Provided data Block Start
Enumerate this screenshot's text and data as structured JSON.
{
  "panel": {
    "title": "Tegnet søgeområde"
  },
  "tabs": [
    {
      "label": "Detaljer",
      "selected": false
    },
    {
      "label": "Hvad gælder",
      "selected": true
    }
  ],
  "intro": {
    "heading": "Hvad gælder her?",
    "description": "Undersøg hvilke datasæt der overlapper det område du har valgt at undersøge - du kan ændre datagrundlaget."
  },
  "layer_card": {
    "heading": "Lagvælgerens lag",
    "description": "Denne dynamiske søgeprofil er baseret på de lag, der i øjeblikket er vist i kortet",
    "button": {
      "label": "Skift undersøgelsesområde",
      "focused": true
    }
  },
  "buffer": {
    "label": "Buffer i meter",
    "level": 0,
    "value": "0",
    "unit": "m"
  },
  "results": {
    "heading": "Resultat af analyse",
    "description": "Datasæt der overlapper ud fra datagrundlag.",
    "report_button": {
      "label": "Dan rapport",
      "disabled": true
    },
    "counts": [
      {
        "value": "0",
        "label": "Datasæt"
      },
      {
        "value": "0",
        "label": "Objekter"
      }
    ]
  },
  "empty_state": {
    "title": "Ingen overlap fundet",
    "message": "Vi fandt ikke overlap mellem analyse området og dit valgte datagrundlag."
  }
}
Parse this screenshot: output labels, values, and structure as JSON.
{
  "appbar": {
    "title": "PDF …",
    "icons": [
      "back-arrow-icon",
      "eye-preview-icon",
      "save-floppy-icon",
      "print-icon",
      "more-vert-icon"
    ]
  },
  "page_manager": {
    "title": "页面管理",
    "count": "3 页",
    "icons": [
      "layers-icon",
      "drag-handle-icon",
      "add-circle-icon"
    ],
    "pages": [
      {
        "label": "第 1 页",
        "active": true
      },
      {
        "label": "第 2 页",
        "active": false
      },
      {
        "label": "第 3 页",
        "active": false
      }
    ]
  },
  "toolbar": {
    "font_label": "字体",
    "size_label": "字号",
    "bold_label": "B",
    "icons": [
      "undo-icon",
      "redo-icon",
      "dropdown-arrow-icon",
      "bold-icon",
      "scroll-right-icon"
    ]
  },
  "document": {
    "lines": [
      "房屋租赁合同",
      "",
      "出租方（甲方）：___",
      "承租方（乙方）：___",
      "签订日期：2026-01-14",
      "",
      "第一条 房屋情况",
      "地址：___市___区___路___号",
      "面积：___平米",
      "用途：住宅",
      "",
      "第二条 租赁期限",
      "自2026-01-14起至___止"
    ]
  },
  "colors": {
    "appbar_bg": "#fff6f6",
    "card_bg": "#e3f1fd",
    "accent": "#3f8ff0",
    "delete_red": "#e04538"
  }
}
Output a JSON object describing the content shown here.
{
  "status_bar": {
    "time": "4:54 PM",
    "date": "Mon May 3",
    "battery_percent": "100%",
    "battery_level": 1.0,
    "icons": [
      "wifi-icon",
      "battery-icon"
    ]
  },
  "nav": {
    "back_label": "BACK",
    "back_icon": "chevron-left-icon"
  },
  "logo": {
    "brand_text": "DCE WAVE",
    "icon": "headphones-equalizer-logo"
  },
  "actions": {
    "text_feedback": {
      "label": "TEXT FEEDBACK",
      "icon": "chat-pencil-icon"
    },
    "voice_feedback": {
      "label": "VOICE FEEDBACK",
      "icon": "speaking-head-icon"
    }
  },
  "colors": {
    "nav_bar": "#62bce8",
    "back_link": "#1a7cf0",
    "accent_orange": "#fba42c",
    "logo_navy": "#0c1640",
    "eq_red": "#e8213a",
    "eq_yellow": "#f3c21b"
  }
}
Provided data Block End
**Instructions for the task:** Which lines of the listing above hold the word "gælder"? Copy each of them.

**Response area:**
      "label": "Hvad gælder",
    "heading": "Hvad gælder her?",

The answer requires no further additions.